<<<<

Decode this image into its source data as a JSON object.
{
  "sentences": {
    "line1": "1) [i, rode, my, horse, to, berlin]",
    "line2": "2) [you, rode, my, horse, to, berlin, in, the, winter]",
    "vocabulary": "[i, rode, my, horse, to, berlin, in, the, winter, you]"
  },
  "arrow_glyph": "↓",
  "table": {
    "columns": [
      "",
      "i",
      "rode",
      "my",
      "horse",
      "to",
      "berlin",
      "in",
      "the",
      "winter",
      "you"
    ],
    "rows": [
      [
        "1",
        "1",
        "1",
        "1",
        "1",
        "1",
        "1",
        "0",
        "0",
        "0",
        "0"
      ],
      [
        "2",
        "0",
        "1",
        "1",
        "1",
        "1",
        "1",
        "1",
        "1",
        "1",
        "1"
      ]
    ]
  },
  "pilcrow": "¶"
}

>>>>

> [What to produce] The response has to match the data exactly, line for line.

> [Result of the task]
Decode this image into its source data as a JSON object.
{
  "sentences": {
    "line1": "1) [i, rode, my, horse, to, berlin]",
    "line2": "2) [you, rode, my, horse, to, berlin, in, the, winter]",
    "vocabulary": "[i, rode, my, horse, to, berlin, in, the, winter, you]"
  },
  "arrow_glyph": "↓",
  "table": {
    "columns": [
      "",
      "i",
      "rode",
      "my",
      "horse",
      "to",
      "berlin",
      "in",
      "the",
      "winter",
      "you"
    ],
    "rows": [
      [
        "1",
        "1",
        "1",
        "1",
        "1",
        "1",
        "1",
        "0",
        "0",
        "0",
        "0"
      ],
      [
        "2",
        "0",
        "1",
        "1",
        "1",
        "1",
        "1",
        "1",
        "1",
        "1",
        "1"
      ]
    ]
  },
  "pilcrow": "¶"
}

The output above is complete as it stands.